“Is Your Business Ready for Sale?” is one of the most pressing question facing business owners today. And the question is important for advisers to businesses, since we are instrumental in asking hard questions and, indeed, have the responsibility for asking hard questions of our private company clients. At the outset of a new series of posts, let me say categorically, I am not, not, not suggesting that your business should be up for sale. Bear with me while we focus on the actual question of “Is Your Business Ready for Sale?”
When speaking to business owners in management interviews, I always ask a couple of question: What has been your dividend policy in the past? And, what do you expect it to be going forward? Interestingly, many business owners reply that they don’t have a dividend policy. At that point, I reply that they have had a dividend policy historically, and that they will have a dividend policy prospectively. Considering this, we seek to answer what is a dividend payout ratio and what are the types of dividends?
With oil prices dropping briefly below $40 per barrel on Friday (August 21, 2015) and the stock market dropping sharply in the recent past, investors in the public markets are being advised not to panic. The headline for the front page of the Saturday/Sunday Edition of The Wall Street Journal (August 22-23, 2015) reads “Stock Plunge Picks Up Speed.” In light of the circumstances, what happened to the value of closely held and family business in America over the last week?
Recently I spoke with a business owner who had almost sold about half of his company to a private equity investor a few years ago. The facts will be changed in this story so that neither he nor I should be able to recognize his company. However, the conversation highlights a potential opportunity for owners […]
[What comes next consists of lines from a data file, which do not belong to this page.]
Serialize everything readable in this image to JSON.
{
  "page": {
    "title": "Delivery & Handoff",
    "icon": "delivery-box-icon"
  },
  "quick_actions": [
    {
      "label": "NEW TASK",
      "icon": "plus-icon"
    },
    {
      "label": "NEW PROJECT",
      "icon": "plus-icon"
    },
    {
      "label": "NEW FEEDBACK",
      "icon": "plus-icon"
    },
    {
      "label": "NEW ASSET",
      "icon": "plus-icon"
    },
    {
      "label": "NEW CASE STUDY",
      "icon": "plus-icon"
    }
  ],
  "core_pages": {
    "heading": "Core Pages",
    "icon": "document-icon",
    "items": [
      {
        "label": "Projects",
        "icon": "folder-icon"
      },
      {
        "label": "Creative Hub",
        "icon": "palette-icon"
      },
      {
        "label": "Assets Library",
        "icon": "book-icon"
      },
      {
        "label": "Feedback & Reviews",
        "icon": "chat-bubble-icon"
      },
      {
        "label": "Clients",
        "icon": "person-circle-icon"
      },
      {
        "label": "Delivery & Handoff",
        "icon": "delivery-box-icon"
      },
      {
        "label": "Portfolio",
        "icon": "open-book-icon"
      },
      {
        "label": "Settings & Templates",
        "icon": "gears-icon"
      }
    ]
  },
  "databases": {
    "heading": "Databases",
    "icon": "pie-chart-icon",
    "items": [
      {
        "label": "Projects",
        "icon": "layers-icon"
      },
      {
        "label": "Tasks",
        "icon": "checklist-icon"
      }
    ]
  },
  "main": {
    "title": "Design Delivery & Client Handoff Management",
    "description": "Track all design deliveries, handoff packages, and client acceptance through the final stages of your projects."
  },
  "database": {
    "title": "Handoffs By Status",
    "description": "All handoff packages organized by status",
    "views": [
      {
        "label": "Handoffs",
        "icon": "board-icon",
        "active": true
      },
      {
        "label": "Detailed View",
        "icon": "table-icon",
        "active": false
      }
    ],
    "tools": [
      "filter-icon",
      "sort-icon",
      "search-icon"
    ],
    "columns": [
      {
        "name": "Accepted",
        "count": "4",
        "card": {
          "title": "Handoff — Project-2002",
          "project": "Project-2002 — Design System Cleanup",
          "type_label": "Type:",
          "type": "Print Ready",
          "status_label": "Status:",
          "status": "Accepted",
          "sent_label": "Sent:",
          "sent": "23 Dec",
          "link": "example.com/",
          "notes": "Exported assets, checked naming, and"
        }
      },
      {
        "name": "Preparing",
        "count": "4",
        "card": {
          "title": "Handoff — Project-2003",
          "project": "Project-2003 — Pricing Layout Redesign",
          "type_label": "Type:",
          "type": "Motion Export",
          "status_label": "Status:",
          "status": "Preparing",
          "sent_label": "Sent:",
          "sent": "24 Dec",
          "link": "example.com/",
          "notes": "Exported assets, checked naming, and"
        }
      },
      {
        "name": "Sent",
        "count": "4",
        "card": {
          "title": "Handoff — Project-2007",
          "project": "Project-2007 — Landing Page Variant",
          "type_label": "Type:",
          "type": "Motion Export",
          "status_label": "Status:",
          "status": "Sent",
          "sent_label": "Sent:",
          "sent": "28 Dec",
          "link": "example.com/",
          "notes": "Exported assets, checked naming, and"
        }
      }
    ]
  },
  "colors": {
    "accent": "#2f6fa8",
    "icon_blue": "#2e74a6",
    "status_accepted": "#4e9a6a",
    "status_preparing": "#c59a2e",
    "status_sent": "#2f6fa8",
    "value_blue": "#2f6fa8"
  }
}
This post introduces the concept of “interim time,” which is the easily lost time between two critical goal posts in the life of a business owner, his or her current status quo and their business end game. It is, after all, what we do during this interim time that prepares us not only for our inevitable business end games, but also for the rest of our lives.
The issue of whether private companies should pay dividends is an important one. Many private company business owners (and boards) resist paying dividends because they desire to retain flexibility at their companies and do not desire to incur risk from leverage (or slower ability to repay debt). The interesting thing about this position is that it creates polar opposite effects on private companies and their shareholders. What follows are ten good reasons to consider paying private company dividends and five things that some folks say represent the downside.
Announcing the Ownership Transition Bundle
Announcing a new Ownership Transition Bundle for business owners and advisers.
My book, Buy-Sell Agreements for Closely Held and Family Business Owners, has been available since 2010 and has sold thousands of copies. The book sells for $25 (plus shipping).
My latest book, Unlocking Private Company Wealth, was released in late 2014, and is selling at much higher rate than the buy-sell agreement book. This new book deals with managing private company wealth in ways you likely have not thought about. This book sells for $25 (plus shipping). That makes $50 for the two books.
We are now offering an Ownership Transition Bundle, consisting of both books for only $35 (plus shipping). As they say on selling TV networks, “But wait, there’s more!”
In addition to both books, you will receive immediate downloads of our very popular checklists, the Buy-Sell Agreement Review Checklist, and the Promissory Note Checklist. The review checklist is by far my most downloaded resource, so this is quite a package!
If you are interested in ownership transition for closely held and private companies, the Ownership Transition Bundle will tell you a great deal about managing private company wealth in the process of thinking about ownership and management transitions.
The buy-sell book will tell you about the unexpected consequences for ownership transition, often quite adverse, when poorly written buy-sell agreements are triggered. The free resources are available to help discuss and plan for important aspects of transitions.
Buy it now: The Ownership Transition Bundle.